Citation: Maitre J and Paillard TP (2016) Influence of the Plantar Cutaneous Information in Postural Regulation Depending on the Age and the Physical Activity Status. Front. Hum. Neurosci. 10:409. doi: 10.3389/fnhum.2016.00409

Received: 14 June 2016; Accepted: 02 August 2016;
Published: 17 August 2016.

Edited by:

Eric Yiou, University of Paris-Sud, France

Reviewed by:

France Mourey, University of Burgundy, France
Clint Hansen, Aspetar Orthopaedic and Sports Medicine Hospital, Qatar

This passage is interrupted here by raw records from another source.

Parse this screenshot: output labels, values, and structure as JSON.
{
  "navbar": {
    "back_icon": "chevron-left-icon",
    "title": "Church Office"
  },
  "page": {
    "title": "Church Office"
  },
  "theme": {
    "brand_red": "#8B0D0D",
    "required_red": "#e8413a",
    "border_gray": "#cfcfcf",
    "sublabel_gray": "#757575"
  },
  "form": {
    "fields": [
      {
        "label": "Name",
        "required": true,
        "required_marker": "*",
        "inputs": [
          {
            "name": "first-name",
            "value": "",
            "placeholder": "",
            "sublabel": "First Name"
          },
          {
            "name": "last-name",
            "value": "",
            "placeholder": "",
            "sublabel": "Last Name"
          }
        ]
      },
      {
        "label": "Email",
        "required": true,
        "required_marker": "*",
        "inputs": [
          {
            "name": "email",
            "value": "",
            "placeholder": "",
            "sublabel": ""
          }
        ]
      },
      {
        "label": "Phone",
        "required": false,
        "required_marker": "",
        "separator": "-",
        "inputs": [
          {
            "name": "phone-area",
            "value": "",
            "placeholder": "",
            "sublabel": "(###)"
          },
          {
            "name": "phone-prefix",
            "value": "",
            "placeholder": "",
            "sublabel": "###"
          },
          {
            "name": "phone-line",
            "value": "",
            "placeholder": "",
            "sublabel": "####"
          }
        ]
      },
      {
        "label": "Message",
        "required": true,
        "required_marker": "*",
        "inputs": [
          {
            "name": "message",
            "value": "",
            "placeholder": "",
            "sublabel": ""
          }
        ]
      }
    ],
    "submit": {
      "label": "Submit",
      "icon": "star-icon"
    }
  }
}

Copyright © 2016 Maitre and Paillard. This is an open-access article distributed under the terms of the Creative Commons Attribution License (CC BY). The use, distribution and reproduction in other forums is permitted, provided the original author(s) or licensor are credited and that the original publication in this journal is cited, in accordance with accepted academic practice. No use, distribution or reproduction is permitted which does not comply with these terms.

*Correspondence: Thierry P. Paillard, thierry.paillard@univ-pau.fr